I haven't been a Windows 8 basher, but I'm also no Windows 8 fan. Microsoft's latest client OS has received a cool reception—and right or wrong, Windows 8 shoulders much of the blame for the sharp 13.9 percent decline in PC sales reported by IDC.
News about Windows 8 and the pending Windows Blue update have made it clear that Microsoft isn't going to address some of the key features that customers dislike about Windows 8—which is ironic considering that Microsoft claims to have a customer-centric focus. Here are the top 10 changes Microsoft should make to Windows 8 to increase the OS's number of fans.
1. Bring back the Start menu—Removing the Start menu was the biggest mistake Microsoft made in Windows 8. Leaving the Start menu in wouldn't have hurt anything and it would have made the new OS easier for existing Windows users to adopt. Instead, Microsoft chose to make Windows 8 users' lives difficult.
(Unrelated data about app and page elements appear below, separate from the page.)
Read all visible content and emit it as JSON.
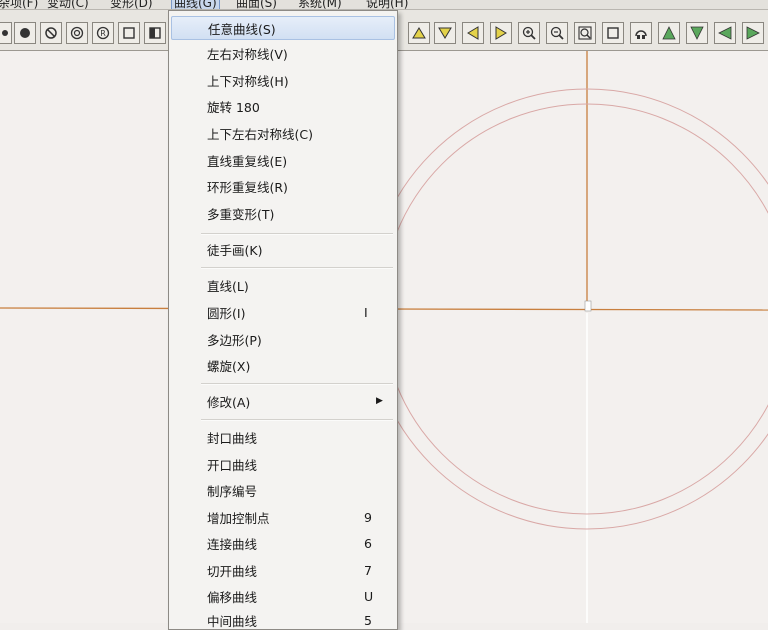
{
  "menubar": {
    "items": [
      "杂项(F)",
      "变动(C)",
      "变形(D)",
      "曲线(G)",
      "曲面(S)",
      "系统(M)",
      "说明(H)"
    ],
    "active_index": 3
  },
  "toolbar": {
    "left_icons": [
      "filled-circle-icon",
      "circle-slash-icon",
      "ring-icon",
      "circle-r-icon",
      "square-icon",
      "half-square-icon",
      "corner-square-icon"
    ],
    "right_icons": [
      "triangle-up-icon",
      "triangle-down-icon",
      "triangle-left-icon",
      "triangle-right-icon",
      "zoom-in-icon",
      "zoom-out-icon",
      "zoom-fit-icon",
      "window-icon",
      "rotate-view-icon",
      "arrow-up-icon",
      "arrow-down-icon",
      "arrow-left-icon",
      "arrow-right-icon"
    ]
  },
  "menu": {
    "items": [
      {
        "label": "任意曲线(S)",
        "key": "",
        "submenu": false,
        "highlighted": true
      },
      {
        "label": "左右对称线(V)",
        "key": ""
      },
      {
        "label": "上下对称线(H)",
        "key": ""
      },
      {
        "label": "旋转 180",
        "key": ""
      },
      {
        "label": "上下左右对称线(C)",
        "key": ""
      },
      {
        "label": "直线重复线(E)",
        "key": ""
      },
      {
        "label": "环形重复线(R)",
        "key": ""
      },
      {
        "label": "多重变形(T)",
        "key": ""
      },
      {
        "label": "徒手画(K)",
        "key": ""
      },
      {
        "label": "直线(L)",
        "key": ""
      },
      {
        "label": "圆形(I)",
        "key": "I"
      },
      {
        "label": "多边形(P)",
        "key": ""
      },
      {
        "label": "螺旋(X)",
        "key": ""
      },
      {
        "label": "修改(A)",
        "key": "",
        "submenu": true
      },
      {
        "label": "封口曲线",
        "key": ""
      },
      {
        "label": "开口曲线",
        "key": ""
      },
      {
        "label": "制序编号",
        "key": ""
      },
      {
        "label": "增加控制点",
        "key": "9"
      },
      {
        "label": "连接曲线",
        "key": "6"
      },
      {
        "label": "切开曲线",
        "key": "7"
      },
      {
        "label": "偏移曲线",
        "key": "U"
      },
      {
        "label": "中间曲线",
        "key": "5"
      }
    ]
  },
  "colors": {
    "canvas_bg": "#f3f0ee",
    "axis_line": "#c87f3e",
    "circle_line": "#d9a8a6",
    "menu_highlight": "#d2e0f3"
  }
}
Returning the Start menu would fix the biggest mistake in Windows 8 right away. The upcoming Blue release has been rumored to include the Start button, but not the Start menu.
2. Add touch support using Kinect—Windows 8 was designed around a touch interface and it's definitely more useable on a touch-enabled device. The only problem is, few people have touch-enabled devices. Plus, there's the disgust most people have with other people leaving greasy smudge marks on their device screen. Making a Kinect add-on for Windows 8 would solve both problems by eliminating the need to purchase completely new touch-enabled monitors and by providing a gesture-enabled add-on that allows touch to work without users actually having to touch the screen.
3. Dynamically detect the device and boot accordingly—One of the other annoyances in Windows 8 is the inability to boot into the desktop. The desktop is where most users with standard PCs and laptops are going to spend most of their time. If Windows 8 is running on a tablet, then it makes sense to boot into the new Start screen. If Windows 8 is running on a non-touch device, then provide the option to allow the boot into the desktop. The upcoming Blue release is rumored to allow booting into the desktop, but it would be even better if the system could detect the type of device and boot accordingly.
4. Make everything visible—One of the strong points about the Windows 7 and earlier interfaces is that you can eventually find everything by clicking on the different options you can see on the screen. That's not true in Windows 8. Menus appear and disappear depending on where you mouse or touch. Many people—especially ordinary folks—find this very confusing, and it could be easily be rectified by adding Start screen or desktop icons for these sometimes invisible options.
5. Eliminate the reliance on keyboard shortcuts—Unlike any earlier edition of Windows, Windows 8 is not really usable without mastering keyboard shortcuts—at least not on a regular mouse- and keyboard-equipped PC. I can't count the number of times I use Ctrl+X and the Windows key in day. Keyboard shortcuts are great, but point-and-click method is what made Windows popular in the first place. Again, surfacing regular tasks to the interface would make it easier for ordinary users.
6. Make the Start screen cooler—I know the Start screen has its fans, but it reminds me of the days when Visual Basic (VB) first came out and everything had to be too simple, too colorful, and too gauche. I liked the Windows 7 transparency and snap features. Windows 8's blocky nature seems like a step backward for a PC. Transparent, resizable, and floating tiles would have been cooler.
7. Allow Windows 8 apps to run in a window—It seems silly to me that an OS called Windows can't run new apps in a window. Without third-party software, apps have to run in full-screen mode. Full-screen apps make sense for a phone, or maybe a small tablet, but nothing is less attractive than a single app stretched across my 27" monitor.
8. Really cloud-enable the OS—I really do like the Windows 8's SkyDrive integration, but I think it could go further. Allowing your desktop and profile to travel with you to multiple devices in the style of Live Mesh, or maybe integrating backup for your system and documents without needing to buy something extra, would make the cloud more convenient and practical for desktop users.
9. Buy Stardock—Stardock Start8 provides a replacement Start menu, whereas ModernMix allows you to run Windows 8 apps in windows on the desktop. Microsoft should just save itself the effort, buy Stardock, and include the company's software in the next release of Windows 8.
10. Rename Windows RT—Every non-IT person I talk to about Windows RT doesn't understand it's not compatible with all the existing Windows x86 software. When I tell them, they can't believe it. The ARM-based Windows RT is a cool device, but giving it a new name would eliminate the confusion.